Problem statement >> The word to find is "date". Copy each line of the material that contains it.
**********
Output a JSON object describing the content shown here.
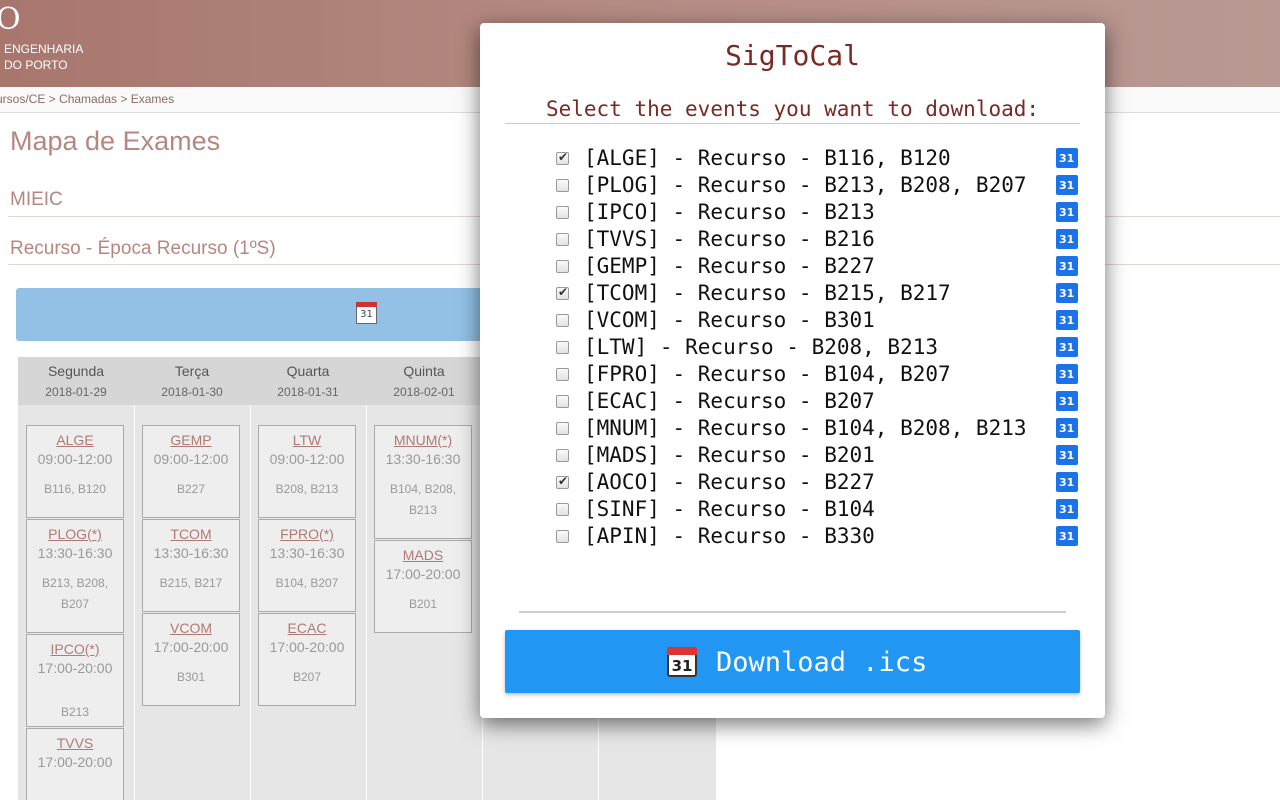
{
  "header": {
    "logo_mark": "O",
    "line1": "ENGENHARIA",
    "line2": "DO PORTO"
  },
  "breadcrumb": "ursos/CE > Chamadas > Exames",
  "page": {
    "title": "Mapa de Exames",
    "course": "MIEIC",
    "season": "Recurso - Época Recurso (1ºS)",
    "banner_icon": "calendar-icon",
    "banner_icon_text": "31"
  },
  "days": [
    {
      "name": "Segunda",
      "date": "2018-01-29"
    },
    {
      "name": "Terça",
      "date": "2018-01-30"
    },
    {
      "name": "Quarta",
      "date": "2018-01-31"
    },
    {
      "name": "Quinta",
      "date": "2018-02-01"
    }
  ],
  "exams": {
    "mon": [
      {
        "code": "ALGE",
        "star": "",
        "time": "09:00-12:00",
        "rooms": "B116, B120"
      },
      {
        "code": "PLOG",
        "star": "(*)",
        "time": "13:30-16:30",
        "rooms": "B213, B208, B207"
      },
      {
        "code": "IPCO",
        "star": "(*)",
        "time": "17:00-20:00",
        "rooms": "B213"
      },
      {
        "code": "TVVS",
        "star": "",
        "time": "17:00-20:00",
        "rooms": ""
      }
    ],
    "tue": [
      {
        "code": "GEMP",
        "star": "",
        "time": "09:00-12:00",
        "rooms": "B227"
      },
      {
        "code": "TCOM",
        "star": "",
        "time": "13:30-16:30",
        "rooms": "B215, B217"
      },
      {
        "code": "VCOM",
        "star": "",
        "time": "17:00-20:00",
        "rooms": "B301"
      }
    ],
    "wed": [
      {
        "code": "LTW",
        "star": "",
        "time": "09:00-12:00",
        "rooms": "B208, B213"
      },
      {
        "code": "FPRO",
        "star": "(*)",
        "time": "13:30-16:30",
        "rooms": "B104, B207"
      },
      {
        "code": "ECAC",
        "star": "",
        "time": "17:00-20:00",
        "rooms": "B207"
      }
    ],
    "thu": [
      {
        "code": "MNUM",
        "star": "(*)",
        "time": "13:30-16:30",
        "rooms": "B104, B208, B213"
      },
      {
        "code": "MADS",
        "star": "",
        "time": "17:00-20:00",
        "rooms": "B201"
      }
    ]
  },
  "modal": {
    "title": "SigToCal",
    "subtitle": "Select the events you want to download:",
    "events": [
      {
        "label": "[ALGE] - Recurso - B116, B120",
        "checked": true
      },
      {
        "label": "[PLOG] - Recurso - B213, B208, B207",
        "checked": false
      },
      {
        "label": "[IPCO] - Recurso - B213",
        "checked": false
      },
      {
        "label": "[TVVS] - Recurso - B216",
        "checked": false
      },
      {
        "label": "[GEMP] - Recurso - B227",
        "checked": false
      },
      {
        "label": "[TCOM] - Recurso - B215, B217",
        "checked": true
      },
      {
        "label": "[VCOM] - Recurso - B301",
        "checked": false
      },
      {
        "label": "[LTW] - Recurso - B208, B213",
        "checked": false
      },
      {
        "label": "[FPRO] - Recurso - B104, B207",
        "checked": false
      },
      {
        "label": "[ECAC] - Recurso - B207",
        "checked": false
      },
      {
        "label": "[MNUM] - Recurso - B104, B208, B213",
        "checked": false
      },
      {
        "label": "[MADS] - Recurso - B201",
        "checked": false
      },
      {
        "label": "[AOCO] - Recurso - B227",
        "checked": true
      },
      {
        "label": "[SINF] - Recurso - B104",
        "checked": false
      },
      {
        "label": "[APIN] - Recurso - B330",
        "checked": false
      }
    ],
    "event_icon": "google-calendar-icon",
    "event_icon_text": "31",
    "download_icon": "calendar-icon",
    "download_icon_text": "31",
    "download_label": "Download .ics"
  },
  "colors": {
    "header": "#a8766d",
    "accent_text": "#b58780",
    "modal_title": "#7a2a22",
    "button": "#2196f3",
    "banner": "#93c1e6"
  }
}
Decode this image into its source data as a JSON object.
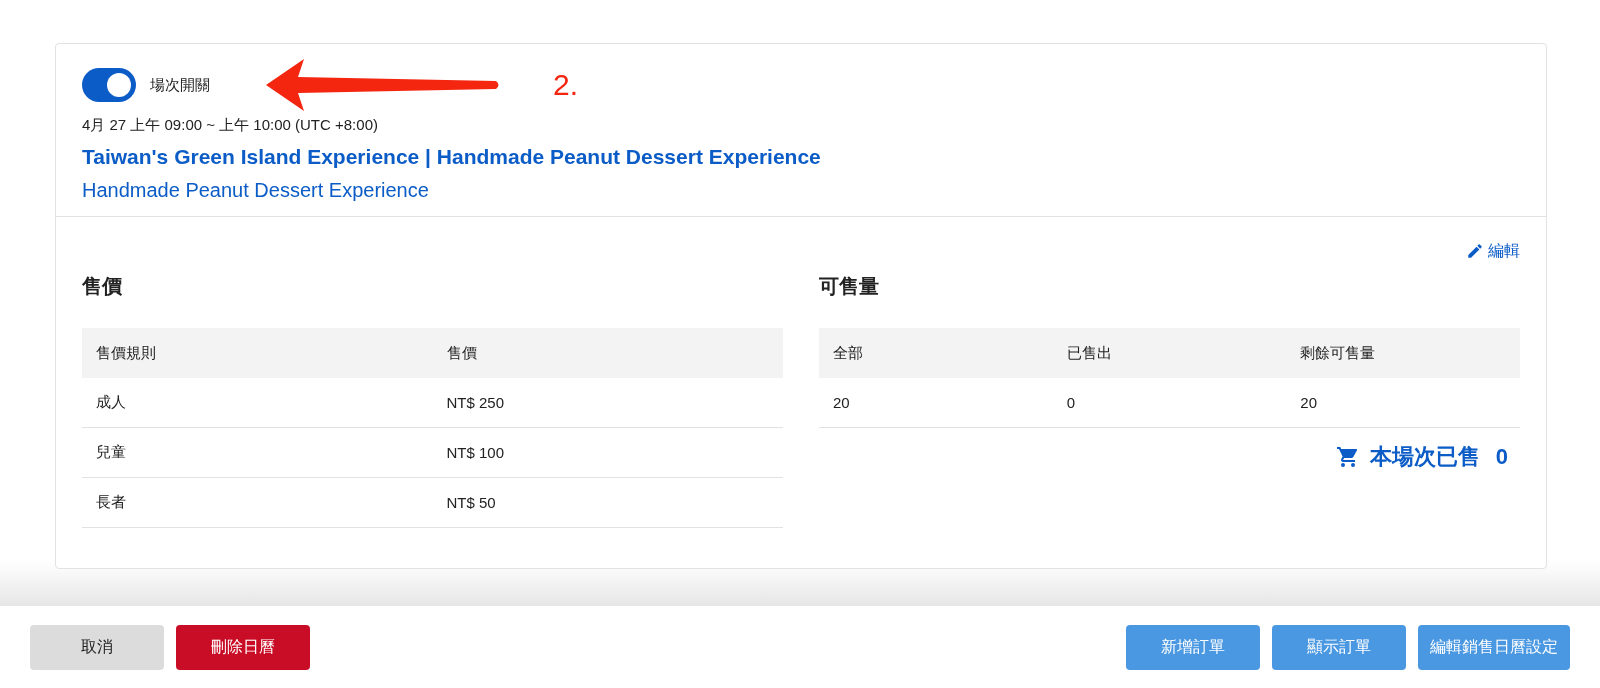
{
  "session": {
    "toggle": {
      "label": "場次開關",
      "on": true
    },
    "time": "4月 27 上午 09:00 ~ 上午 10:00 (UTC +8:00)",
    "title": "Taiwan's Green Island Experience | Handmade Peanut Dessert Experience",
    "subtitle": "Handmade Peanut Dessert Experience"
  },
  "annotation": {
    "label": "2."
  },
  "edit_link": "編輯",
  "price": {
    "heading": "售價",
    "columns": [
      "售價規則",
      "售價"
    ],
    "rows": [
      [
        "成人",
        "NT$ 250"
      ],
      [
        "兒童",
        "NT$ 100"
      ],
      [
        "長者",
        "NT$ 50"
      ]
    ]
  },
  "quantity": {
    "heading": "可售量",
    "columns": [
      "全部",
      "已售出",
      "剩餘可售量"
    ],
    "rows": [
      [
        "20",
        "0",
        "20"
      ]
    ],
    "sold_label": "本場次已售",
    "sold_count": "0"
  },
  "buttons": [
    {
      "label": "取消",
      "kind": "secondary"
    },
    {
      "label": "刪除日曆",
      "kind": "danger"
    },
    {
      "label": "新增訂單",
      "kind": "primary"
    },
    {
      "label": "顯示訂單",
      "kind": "primary"
    },
    {
      "label": "編輯銷售日曆設定",
      "kind": "primary"
    }
  ]
}
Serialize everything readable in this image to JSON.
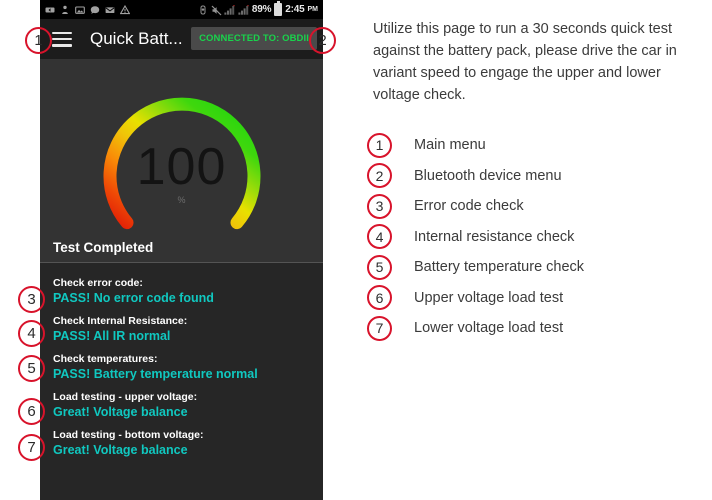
{
  "status_bar": {
    "icons": [
      "back-icon",
      "person-icon",
      "image-icon",
      "chat-icon",
      "mail-icon",
      "warning-icon",
      "usb-icon",
      "mute-icon",
      "signal-icon-1",
      "signal-icon-2"
    ],
    "battery_percent": "89%",
    "battery_icon": "battery-full-icon",
    "time": "2:45",
    "time_suffix": "PM"
  },
  "action_bar": {
    "menu_icon": "hamburger-menu-icon",
    "title": "Quick Batt...",
    "connection_badge": "CONNECTED TO: OBDII"
  },
  "gauge": {
    "value": "100",
    "unit": "%",
    "status": "Test Completed",
    "arc_start_color": "#e01a06",
    "arc_mid_color": "#e8e000",
    "arc_end_color": "#17d611",
    "value_color": "#131313"
  },
  "results": [
    {
      "label": "Check error code:",
      "value": "PASS! No error code found",
      "callout": "3"
    },
    {
      "label": "Check Internal Resistance:",
      "value": "PASS! All IR normal",
      "callout": "4"
    },
    {
      "label": "Check temperatures:",
      "value": "PASS! Battery temperature normal",
      "callout": "5"
    },
    {
      "label": "Load testing - upper voltage:",
      "value": "Great! Voltage balance",
      "callout": "6"
    },
    {
      "label": "Load testing - bottom voltage:",
      "value": "Great! Voltage balance",
      "callout": "7"
    }
  ],
  "callouts_on_screenshot": [
    {
      "number": "1",
      "target": "main-menu"
    },
    {
      "number": "2",
      "target": "bluetooth-device-menu"
    }
  ],
  "right_panel": {
    "intro": "Utilize this page to run a 30 seconds quick test against the battery pack, please drive the car in variant speed to engage the upper and lower voltage check.",
    "legend": [
      {
        "number": "1",
        "label": "Main menu"
      },
      {
        "number": "2",
        "label": "Bluetooth device menu"
      },
      {
        "number": "3",
        "label": "Error code check"
      },
      {
        "number": "4",
        "label": "Internal resistance check"
      },
      {
        "number": "5",
        "label": "Battery temperature check"
      },
      {
        "number": "6",
        "label": "Upper voltage load test"
      },
      {
        "number": "7",
        "label": "Lower voltage load test"
      }
    ]
  },
  "colors": {
    "callout_ring": "#d8132b",
    "result_value": "#10c8c0",
    "connected_green": "#19d34c",
    "panel_bg": "#262626",
    "card_bg": "#333333"
  }
}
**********
Result of this exercise >>
      "date": "2018-01-29"
      "date": "2018-01-30"
      "date": "2018-01-31"
      "date": "2018-02-01"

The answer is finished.